Federal and state officials are still investigating the source of the outbreak, which so far has infected 17 people in 13 states, including one person in Vermont’s Chittenden County and two people in New Hampshire’s Cheshire County.
“(We) have to investigate to determine if there’s a common source,” said Beth Daly, chief of New Hampshire’s Bureau of Infectious Disease Control.
State health officials currently are interviewing people who have been infected to determine whether they all ate the same food in the week before they got sick.
Those involved in the outbreak got sick between Nov. 15 and Dec. 8, according to a news release from the Centers for Disease Control and Prevention.
The strain of E. coli involved in the outbreak, E. coli O157:H7, causes illness by producing the Shiga toxin.
The symptoms of an infection caused by this bacteria vary for each person, but often include severe stomach cramps, diarrhea and vomiting, according to the CDC. Symptoms also may include a low-grade fever. Most people get better within a week.

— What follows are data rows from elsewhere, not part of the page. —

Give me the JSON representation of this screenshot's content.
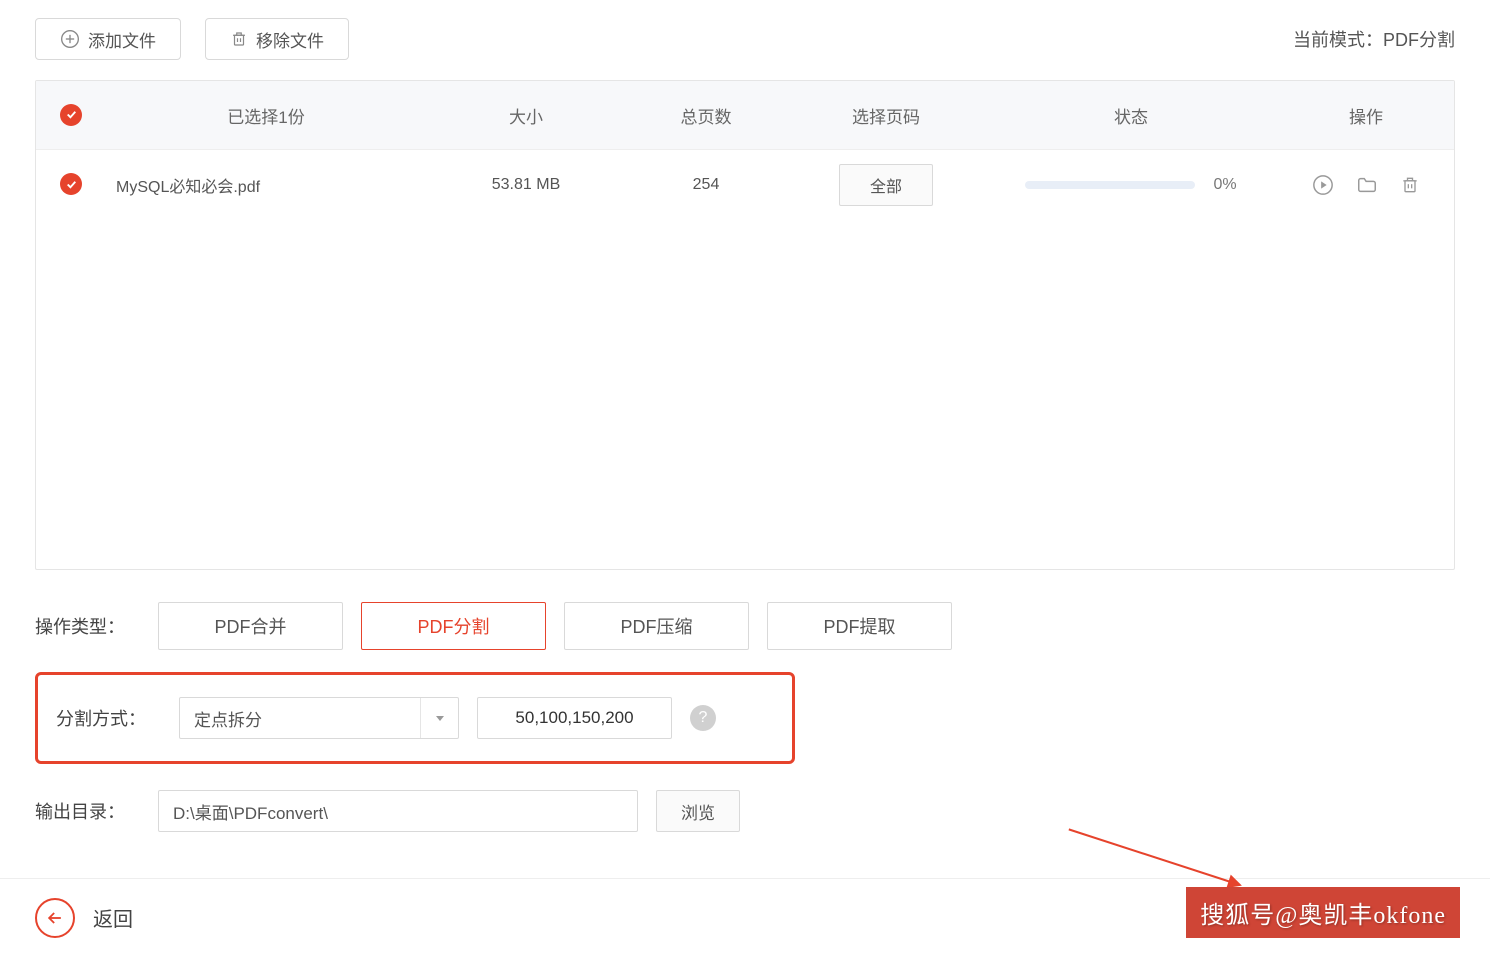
{
  "toolbar": {
    "add_file": "添加文件",
    "remove_file": "移除文件",
    "mode_label": "当前模式：PDF分割"
  },
  "table": {
    "headers": {
      "selected": "已选择1份",
      "size": "大小",
      "pages": "总页数",
      "page_select": "选择页码",
      "status": "状态",
      "actions": "操作"
    },
    "row": {
      "filename": "MySQL必知必会.pdf",
      "size": "53.81 MB",
      "pages": "254",
      "page_btn": "全部",
      "percent": "0%"
    }
  },
  "ops": {
    "label": "操作类型：",
    "merge": "PDF合并",
    "split": "PDF分割",
    "compress": "PDF压缩",
    "extract": "PDF提取"
  },
  "split": {
    "label": "分割方式：",
    "method": "定点拆分",
    "values": "50,100,150,200"
  },
  "output": {
    "label": "输出目录：",
    "path": "D:\\桌面\\PDFconvert\\",
    "browse": "浏览"
  },
  "footer": {
    "back": "返回"
  },
  "watermark": "搜狐号@奥凯丰okfone",
  "help_char": "?"
}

Some infections are mild, while others can be life-threatening.
Though the source of the U.S. outbreak has not yet been determined, a Canadian investigation into an outbreak of a related strain of E. coli there, which has infected 41 people in five provinces, identified the source as romaine lettuce.
Most of those who have become ill have recovered, though one person in Canada and one in the U.S. has died.

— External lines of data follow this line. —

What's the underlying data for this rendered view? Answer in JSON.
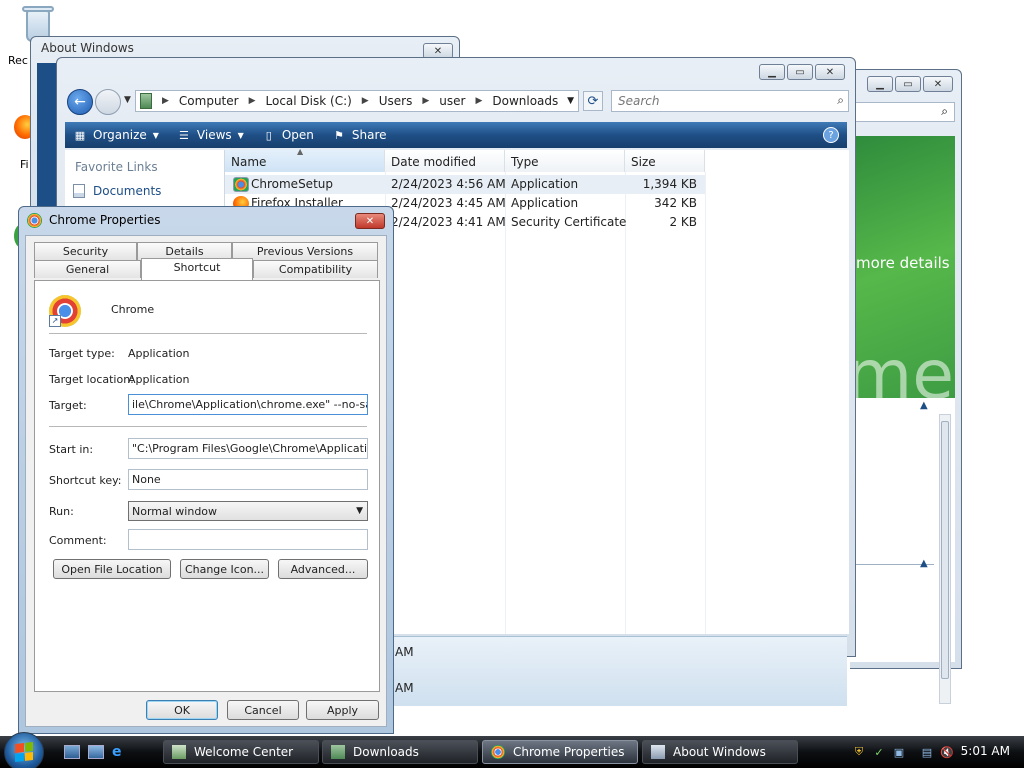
{
  "desktop": {
    "recycle_label": "Rec",
    "firefox_label": "Fi"
  },
  "about_window": {
    "title": "About Windows",
    "close_glyph": "✕"
  },
  "welcome_window": {
    "more_details": "more details",
    "banner_text": "me"
  },
  "explorer": {
    "breadcrumbs": [
      "Computer",
      "Local Disk (C:)",
      "Users",
      "user",
      "Downloads"
    ],
    "search_placeholder": "Search",
    "toolbar": {
      "organize": "Organize",
      "views": "Views",
      "open": "Open",
      "share": "Share"
    },
    "nav": {
      "favorite_links": "Favorite Links",
      "documents": "Documents"
    },
    "columns": [
      "Name",
      "Date modified",
      "Type",
      "Size"
    ],
    "files": [
      {
        "name": "ChromeSetup",
        "date": "2/24/2023 4:56 AM",
        "type": "Application",
        "size": "1,394 KB"
      },
      {
        "name": "Firefox Installer",
        "date": "2/24/2023 4:45 AM",
        "type": "Application",
        "size": "342 KB"
      },
      {
        "name": "",
        "date": "2/24/2023 4:41 AM",
        "type": "Security Certificate",
        "size": "2 KB"
      }
    ],
    "details": {
      "line1": "AM",
      "line2": "AM"
    }
  },
  "properties": {
    "title": "Chrome Properties",
    "tabs_top": [
      "Security",
      "Details",
      "Previous Versions"
    ],
    "tabs_bottom": [
      "General",
      "Shortcut",
      "Compatibility"
    ],
    "app_name": "Chrome",
    "target_type_label": "Target type:",
    "target_type_value": "Application",
    "target_location_label": "Target location:",
    "target_location_value": "Application",
    "target_label": "Target:",
    "target_value": "ile\\Chrome\\Application\\chrome.exe\" --no-sandbox",
    "start_in_label": "Start in:",
    "start_in_value": "\"C:\\Program Files\\Google\\Chrome\\Application\"",
    "shortcut_key_label": "Shortcut key:",
    "shortcut_key_value": "None",
    "run_label": "Run:",
    "run_value": "Normal window",
    "comment_label": "Comment:",
    "comment_value": "",
    "buttons": {
      "open_file_location": "Open File Location",
      "change_icon": "Change Icon...",
      "advanced": "Advanced...",
      "ok": "OK",
      "cancel": "Cancel",
      "apply": "Apply"
    }
  },
  "taskbar": {
    "tasks": [
      "Welcome Center",
      "Downloads",
      "Chrome Properties",
      "About Windows"
    ],
    "clock": "5:01 AM"
  }
}
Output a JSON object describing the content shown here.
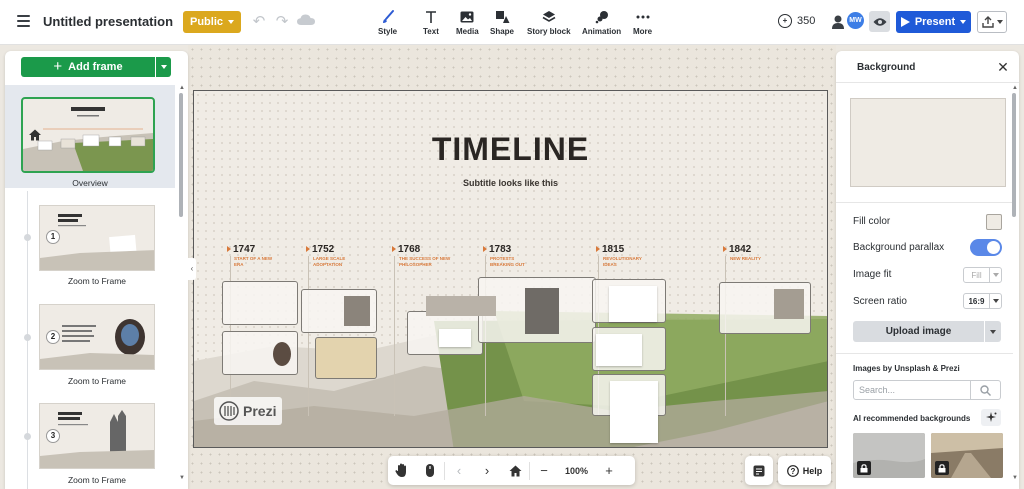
{
  "app": {
    "doc_title": "Untitled presentation",
    "public_label": "Public",
    "credits": "350",
    "avatar_initials": "MW",
    "present_label": "Present"
  },
  "toolbar": {
    "tools": [
      {
        "label": "Style",
        "icon": "brush-icon"
      },
      {
        "label": "Text",
        "icon": "text-icon"
      },
      {
        "label": "Media",
        "icon": "image-icon"
      },
      {
        "label": "Shape",
        "icon": "shape-icon"
      },
      {
        "label": "Story block",
        "icon": "layers-icon"
      },
      {
        "label": "Animation",
        "icon": "animation-icon"
      },
      {
        "label": "More",
        "icon": "more-icon"
      }
    ]
  },
  "left_panel": {
    "add_frame_label": "Add frame",
    "overview_label": "Overview",
    "frames": [
      {
        "number": "1",
        "label": "Zoom to Frame"
      },
      {
        "number": "2",
        "label": "Zoom to Frame"
      },
      {
        "number": "3",
        "label": "Zoom to Frame"
      }
    ]
  },
  "canvas": {
    "title": "TIMELINE",
    "subtitle": "Subtitle looks like this",
    "timeline": [
      {
        "year": "1747",
        "event": "START OF A NEW ERA"
      },
      {
        "year": "1752",
        "event": "LARGE SCALE ADOPTATION"
      },
      {
        "year": "1768",
        "event": "THE SUCCESS OF NEW PHILOSOPHER"
      },
      {
        "year": "1783",
        "event": "PROTESTS BREAKING OUT"
      },
      {
        "year": "1815",
        "event": "REVOLUTIONARY IDEAS"
      },
      {
        "year": "1842",
        "event": "NEW REALITY"
      }
    ],
    "logo_text": "Prezi",
    "zoom": "100%",
    "help_label": "Help"
  },
  "right_panel": {
    "title": "Background",
    "fill_color_label": "Fill color",
    "fill_color": "#efebe4",
    "parallax_label": "Background parallax",
    "parallax_on": true,
    "image_fit_label": "Image fit",
    "image_fit_value": "Fill",
    "screen_ratio_label": "Screen ratio",
    "screen_ratio_value": "16:9",
    "upload_label": "Upload image",
    "images_section": "Images by Unsplash & Prezi",
    "search_placeholder": "Search...",
    "ai_section": "AI recommended backgrounds"
  },
  "colors": {
    "accent_green": "#1b9a4a",
    "public_gold": "#dba81e",
    "present_blue": "#1f5ad8",
    "timeline_orange": "#d8793a",
    "toggle_blue": "#5a88e8"
  }
}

Though the Vermonter and one of the Granite Staters had to be hospitalized, none of the three people infected in the Twin States has died, according to state health officials.

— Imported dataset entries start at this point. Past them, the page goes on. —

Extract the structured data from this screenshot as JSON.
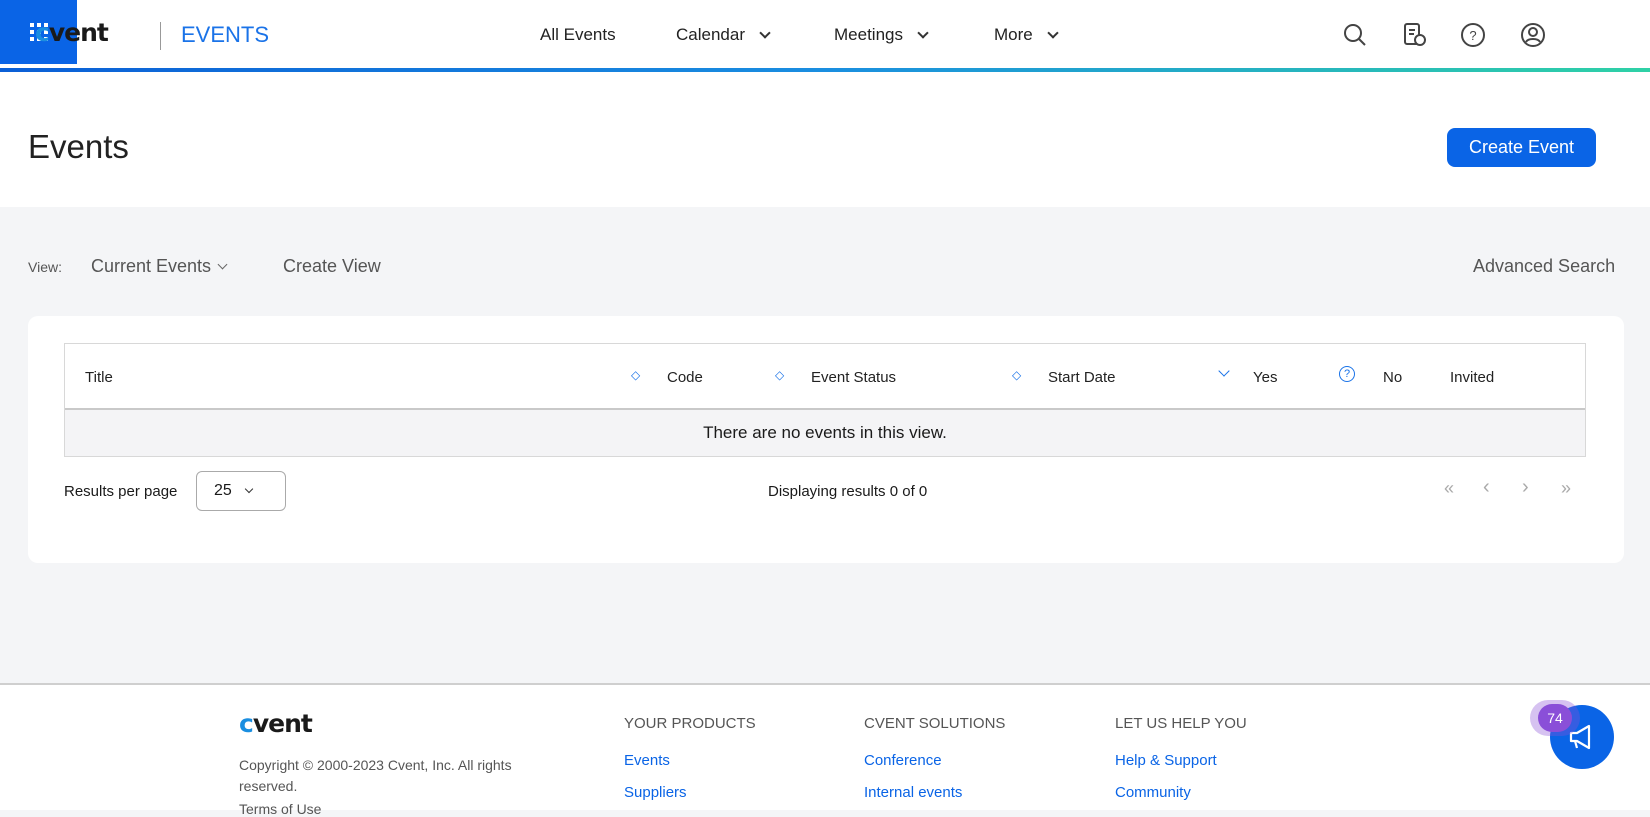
{
  "header": {
    "logo": "cvent",
    "product": "EVENTS",
    "nav": [
      {
        "label": "All Events"
      },
      {
        "label": "Calendar"
      },
      {
        "label": "Meetings"
      },
      {
        "label": "More"
      }
    ],
    "icons": [
      "search-icon",
      "report-clock-icon",
      "help-icon",
      "user-icon",
      "app-grid-icon"
    ]
  },
  "page": {
    "title": "Events",
    "create_button": "Create Event"
  },
  "toolbar": {
    "view_label": "View:",
    "view_value": "Current Events",
    "create_view": "Create View",
    "advanced_search": "Advanced Search"
  },
  "table": {
    "columns": [
      "Title",
      "Code",
      "Event Status",
      "Start Date",
      "Yes",
      "No",
      "Invited"
    ],
    "empty_message": "There are no events in this view."
  },
  "pagination": {
    "results_label": "Results per page",
    "per_page": "25",
    "displaying": "Displaying results 0 of 0"
  },
  "footer": {
    "logo": "cvent",
    "copyright": "Copyright © 2000-2023 Cvent, Inc. All rights reserved.",
    "terms": "Terms of Use",
    "columns": [
      {
        "heading": "YOUR PRODUCTS",
        "links": [
          "Events",
          "Suppliers"
        ]
      },
      {
        "heading": "CVENT SOLUTIONS",
        "links": [
          "Conference",
          "Internal events"
        ]
      },
      {
        "heading": "LET US HELP YOU",
        "links": [
          "Help & Support",
          "Community"
        ]
      }
    ]
  },
  "chat": {
    "badge": "74"
  },
  "colors": {
    "brand": "#0a64e6",
    "accent": "#1a8ee0",
    "badge": "#8a4fd8"
  }
}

In an effort to prevent the spread of the bacteria, Canadian officials are advising people “in Ontario, Quebec, New Brunswick, Nova Scotia, and Newfoundland and Labrador to consider consuming other types of lettuce, instead of romaine lettuce, until more is known about the outbreak and the cause of contamination,” according to an online notice from the Public Health Agency of Canada.
At this time, however, U.S. officials are not recommending that people avoid any specific food.
Investigators still are working to determine whether the two outbreaks are linked.
They are performing whole genome sequencing on samples of the bacteria making people sick in the U.S., according to the CDC release.
“Preliminary results show that the type of E. coli making people sick in both countries is closely related genetically, meaning the ill people are more likely to share a common source of infection,” the CDC release said.
In general, Daly said, people should avoid the spread of bacteria by thoroughly cooking meat, washing produce and avoiding cross-contamination.
The state will send out a news release once it has more “actionable information,” said Daly, noting that New Hampshire generally sees 25 to 30 cases of this type of E. coli infection annually.
E.coli outbreaks like this are not rare, but they also aren’t frequent occurrences, said Ben Truman, the public health communication officer for the Vermont Department of Health.
“People commonly get sick with E. coli that is not part of an outbreak,” he said in an email on Friday. “E. coli is the third leading cause of bacterial foodborne illness in Vermont and Vermonters get ill with E. coli at about the same rate as the rest of the country.”
Nora Doyle-Burr can be reached at firstname.lastname@example.org or 603-727-3213.